A rich devotee once said that he had been visiting Bhagavan for over ten years but could notice no spiritual improvement in himself.
Bhagavan: A first class passenger wishing to go to Kasi would ask the guard to wake him up when the train reached Kasi and then would go to sleep pulling down all shutters. Suppose he wakes up at the middle of the night and keeps lamenting that he might
already have crossed Kasi would you describe him as being intelligent? His business was to inform the guard, would not the guard look after his duty?
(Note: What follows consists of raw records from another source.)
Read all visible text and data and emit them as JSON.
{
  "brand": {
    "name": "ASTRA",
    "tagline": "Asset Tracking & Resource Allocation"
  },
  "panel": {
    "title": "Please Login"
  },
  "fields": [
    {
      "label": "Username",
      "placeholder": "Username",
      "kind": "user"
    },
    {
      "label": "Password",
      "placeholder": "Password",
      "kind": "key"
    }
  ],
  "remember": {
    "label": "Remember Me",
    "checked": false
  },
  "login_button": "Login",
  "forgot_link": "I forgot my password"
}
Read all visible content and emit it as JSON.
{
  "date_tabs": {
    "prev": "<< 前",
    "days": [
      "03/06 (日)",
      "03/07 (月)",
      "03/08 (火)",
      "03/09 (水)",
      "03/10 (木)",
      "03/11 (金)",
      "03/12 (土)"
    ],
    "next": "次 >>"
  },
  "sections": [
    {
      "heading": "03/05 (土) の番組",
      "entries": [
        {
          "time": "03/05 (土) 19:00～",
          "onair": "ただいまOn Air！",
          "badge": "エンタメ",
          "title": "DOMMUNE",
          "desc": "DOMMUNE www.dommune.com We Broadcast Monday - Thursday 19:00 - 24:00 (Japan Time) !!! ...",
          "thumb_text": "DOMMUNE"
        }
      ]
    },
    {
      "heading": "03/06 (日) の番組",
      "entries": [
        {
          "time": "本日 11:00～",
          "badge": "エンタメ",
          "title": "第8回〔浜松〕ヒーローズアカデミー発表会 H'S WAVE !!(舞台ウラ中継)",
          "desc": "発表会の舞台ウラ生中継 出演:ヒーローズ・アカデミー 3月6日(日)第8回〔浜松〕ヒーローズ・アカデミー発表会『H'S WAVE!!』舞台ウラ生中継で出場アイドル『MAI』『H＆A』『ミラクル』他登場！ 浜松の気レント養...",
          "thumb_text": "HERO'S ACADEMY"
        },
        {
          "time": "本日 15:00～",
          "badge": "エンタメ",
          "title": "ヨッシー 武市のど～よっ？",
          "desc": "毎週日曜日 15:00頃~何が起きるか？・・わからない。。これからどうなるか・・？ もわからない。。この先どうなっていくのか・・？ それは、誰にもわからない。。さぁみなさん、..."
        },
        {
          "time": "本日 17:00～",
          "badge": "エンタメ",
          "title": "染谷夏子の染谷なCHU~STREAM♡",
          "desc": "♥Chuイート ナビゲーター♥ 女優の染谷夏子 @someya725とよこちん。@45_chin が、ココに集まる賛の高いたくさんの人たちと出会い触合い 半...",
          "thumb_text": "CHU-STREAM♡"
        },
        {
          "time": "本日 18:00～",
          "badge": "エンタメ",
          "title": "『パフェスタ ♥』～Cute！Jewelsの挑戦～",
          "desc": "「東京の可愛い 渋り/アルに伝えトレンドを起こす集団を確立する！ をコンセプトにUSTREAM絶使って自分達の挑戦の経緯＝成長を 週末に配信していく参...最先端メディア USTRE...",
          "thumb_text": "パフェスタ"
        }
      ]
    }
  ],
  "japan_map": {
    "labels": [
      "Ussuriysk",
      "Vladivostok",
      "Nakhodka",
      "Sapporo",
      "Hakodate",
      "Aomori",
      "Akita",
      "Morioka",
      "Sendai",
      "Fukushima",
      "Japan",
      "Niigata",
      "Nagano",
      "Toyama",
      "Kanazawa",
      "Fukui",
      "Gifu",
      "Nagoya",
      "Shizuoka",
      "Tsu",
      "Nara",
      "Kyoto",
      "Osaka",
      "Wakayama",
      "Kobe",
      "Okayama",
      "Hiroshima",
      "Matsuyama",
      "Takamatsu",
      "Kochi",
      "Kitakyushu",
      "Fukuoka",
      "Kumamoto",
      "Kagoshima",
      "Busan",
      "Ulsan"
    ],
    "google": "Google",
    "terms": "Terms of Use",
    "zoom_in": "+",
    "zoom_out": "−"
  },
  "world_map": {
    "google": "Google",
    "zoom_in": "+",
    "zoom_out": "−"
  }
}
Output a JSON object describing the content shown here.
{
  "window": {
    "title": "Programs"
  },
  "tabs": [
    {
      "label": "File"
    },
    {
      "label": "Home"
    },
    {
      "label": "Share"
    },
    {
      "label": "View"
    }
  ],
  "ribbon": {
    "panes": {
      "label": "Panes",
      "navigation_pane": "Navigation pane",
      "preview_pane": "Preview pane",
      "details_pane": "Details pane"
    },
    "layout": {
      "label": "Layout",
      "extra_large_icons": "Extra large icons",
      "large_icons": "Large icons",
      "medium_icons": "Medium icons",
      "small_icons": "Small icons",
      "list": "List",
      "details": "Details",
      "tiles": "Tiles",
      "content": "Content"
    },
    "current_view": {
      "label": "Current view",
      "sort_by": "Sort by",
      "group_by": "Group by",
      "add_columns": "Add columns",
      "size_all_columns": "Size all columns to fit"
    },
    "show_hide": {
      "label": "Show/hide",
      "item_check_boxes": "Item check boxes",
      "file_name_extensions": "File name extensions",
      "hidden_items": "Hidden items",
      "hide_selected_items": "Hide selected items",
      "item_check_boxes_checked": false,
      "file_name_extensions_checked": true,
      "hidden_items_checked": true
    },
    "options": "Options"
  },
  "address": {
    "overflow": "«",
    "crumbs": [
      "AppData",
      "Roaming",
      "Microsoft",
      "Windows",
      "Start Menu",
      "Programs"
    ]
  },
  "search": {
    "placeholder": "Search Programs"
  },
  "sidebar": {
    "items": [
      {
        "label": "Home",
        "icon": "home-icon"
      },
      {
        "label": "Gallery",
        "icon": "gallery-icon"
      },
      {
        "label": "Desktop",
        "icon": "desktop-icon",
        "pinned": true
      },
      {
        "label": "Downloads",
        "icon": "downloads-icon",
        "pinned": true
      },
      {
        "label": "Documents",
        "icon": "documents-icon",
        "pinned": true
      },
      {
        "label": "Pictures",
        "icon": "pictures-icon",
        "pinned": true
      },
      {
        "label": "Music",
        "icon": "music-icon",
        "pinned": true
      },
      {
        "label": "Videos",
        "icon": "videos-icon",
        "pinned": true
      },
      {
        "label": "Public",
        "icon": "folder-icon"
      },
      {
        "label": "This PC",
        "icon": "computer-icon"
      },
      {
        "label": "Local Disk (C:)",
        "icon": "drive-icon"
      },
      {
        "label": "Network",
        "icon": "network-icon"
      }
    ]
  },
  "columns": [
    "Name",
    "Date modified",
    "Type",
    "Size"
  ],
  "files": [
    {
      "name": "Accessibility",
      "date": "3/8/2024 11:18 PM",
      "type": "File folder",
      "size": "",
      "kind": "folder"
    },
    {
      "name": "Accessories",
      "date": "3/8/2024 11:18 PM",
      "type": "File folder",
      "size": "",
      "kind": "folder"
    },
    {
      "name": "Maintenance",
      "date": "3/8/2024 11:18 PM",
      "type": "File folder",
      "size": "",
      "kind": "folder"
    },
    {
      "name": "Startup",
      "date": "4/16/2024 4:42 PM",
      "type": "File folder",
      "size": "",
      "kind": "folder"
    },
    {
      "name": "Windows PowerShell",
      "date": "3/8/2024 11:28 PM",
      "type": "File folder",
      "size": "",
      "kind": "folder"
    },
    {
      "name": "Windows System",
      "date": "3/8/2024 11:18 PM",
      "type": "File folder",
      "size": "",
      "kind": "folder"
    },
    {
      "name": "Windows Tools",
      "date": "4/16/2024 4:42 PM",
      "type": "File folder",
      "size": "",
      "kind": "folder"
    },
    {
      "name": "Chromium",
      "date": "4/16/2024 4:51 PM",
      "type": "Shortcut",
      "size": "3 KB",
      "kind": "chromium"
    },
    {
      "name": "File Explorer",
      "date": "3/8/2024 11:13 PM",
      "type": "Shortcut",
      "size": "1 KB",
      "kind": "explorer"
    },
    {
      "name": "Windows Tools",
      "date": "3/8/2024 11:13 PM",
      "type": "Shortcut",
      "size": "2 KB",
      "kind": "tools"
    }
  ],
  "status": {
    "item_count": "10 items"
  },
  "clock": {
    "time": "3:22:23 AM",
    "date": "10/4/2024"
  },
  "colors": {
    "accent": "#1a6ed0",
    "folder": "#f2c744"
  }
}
The devotee usually travelled by first class, Bhagavan was the guard. The devotee wished to reach Mokshapuri (City of Liberation-Kasi). Would not the guard take care of the situation, why should the devotee have any doubt?
Bhagavan’s replies to questions were usually sweet, occasionally they were critically humorous. A devotee once insisted that Bhagavan should grant him moksha at once.
“What is moksha?” asked Bhagavan.
“I have to be absolutely happy with no thought of
the world or its suffering.”
“If so, go to bed and sleep – you will have no thought of the world,” replied Bhagavan.
A visitor who belonged to Tiruvannamalai, came and invited all devotees present in the hall to dinner at his house. Bhagavan thereupon questioned him, “Why did you not invite me?” While everyone laughed, the visitor had no answer to give. Bhagavan saw his plight and said, “Go, where am I not?” and recited the sloka “Aham Vaisvanaro bhutva. . .” The reassurance of Bhagavan was a matter of great grace to the visitor. Bhagavan himself once said, “No one goes back empty-handed having come here. The non-believer becomes a believer, the believer becomes a devotee, the devotee becomes knowledgeable, the knowledgeable one becomes a jnani.”
Can there by any greater reassurance?